doubt as to whether your gaming machine is legal or you have been
offered gambling machines for your premises that seem suspicious
please contact the Commission on (0121) 230 6666.
Notes to editors
The Gambling Commission
- The Gambling Commission (the Commission) regulates gambling in
the public interest. It does so by keeping crime out of gambling,
by ensuring that gambling is conducted fairly and openly, and by
protecting children and vulnerable people from being harmed or
exploited by gambling. The Commission also provides independent
advice to government on gambling in Britain.
- The Commission is responsible for licensing and regulating all
gambling in Great Britain other than the National Lottery and
spread betting, which are the responsibility of the National
Lottery Commission and the Financial Services Authority (FSA)
- Full details of licence requirements can be found at: http://www.gamblingcommission.gov.uk
- This investigation concerns the supply of illegal gaming
machines and is part of a wider programme of compliance and
enforcement activity. The Commission is based in Birmingham and has
a nationwide team of over 50 compliance managers.
- Information on the Commission’s nationwide drive against the
illegal supply of gaming machines can be found at: http://www.gamblingcommission.gov.uk
- Category D Gaming Machines (other than crane grabs, coin
pushers or penny falls) with a 10p stake are currently entitled to
offer prizes of up to £5 in cash, or up to £5 in cash and £3 in
non-monetary prizes. Category D machines with a 30p stake can offer
£8 in non-monetary prizes only.
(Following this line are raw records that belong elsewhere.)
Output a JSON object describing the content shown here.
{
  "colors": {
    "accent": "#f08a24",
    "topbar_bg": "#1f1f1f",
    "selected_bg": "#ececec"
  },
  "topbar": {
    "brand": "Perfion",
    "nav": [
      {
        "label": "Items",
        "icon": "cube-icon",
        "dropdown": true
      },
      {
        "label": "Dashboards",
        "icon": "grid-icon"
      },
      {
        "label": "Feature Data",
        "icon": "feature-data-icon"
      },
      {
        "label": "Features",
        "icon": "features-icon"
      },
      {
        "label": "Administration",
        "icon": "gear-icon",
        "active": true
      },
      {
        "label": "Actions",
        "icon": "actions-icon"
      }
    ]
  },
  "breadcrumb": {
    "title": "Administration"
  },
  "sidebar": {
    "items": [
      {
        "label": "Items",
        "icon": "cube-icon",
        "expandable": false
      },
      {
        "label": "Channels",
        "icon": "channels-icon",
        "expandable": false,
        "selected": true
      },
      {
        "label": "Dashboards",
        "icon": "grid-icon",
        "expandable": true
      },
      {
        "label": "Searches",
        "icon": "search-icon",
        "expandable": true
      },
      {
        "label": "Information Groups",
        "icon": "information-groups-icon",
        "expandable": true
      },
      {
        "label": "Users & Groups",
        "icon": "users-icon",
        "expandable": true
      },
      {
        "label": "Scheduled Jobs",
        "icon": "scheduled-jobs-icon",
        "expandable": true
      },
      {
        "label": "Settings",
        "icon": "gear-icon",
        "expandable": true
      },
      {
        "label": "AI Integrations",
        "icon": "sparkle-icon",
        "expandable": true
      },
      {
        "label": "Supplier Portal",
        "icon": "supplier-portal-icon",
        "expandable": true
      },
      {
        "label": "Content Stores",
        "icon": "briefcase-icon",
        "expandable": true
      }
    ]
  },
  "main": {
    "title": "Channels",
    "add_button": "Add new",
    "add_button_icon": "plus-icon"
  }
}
Further information is available from the Commission’s website
Gambling Commission: John Travers on (0121) 230 6700, (07852)
124624 or firstname.lastname@example.org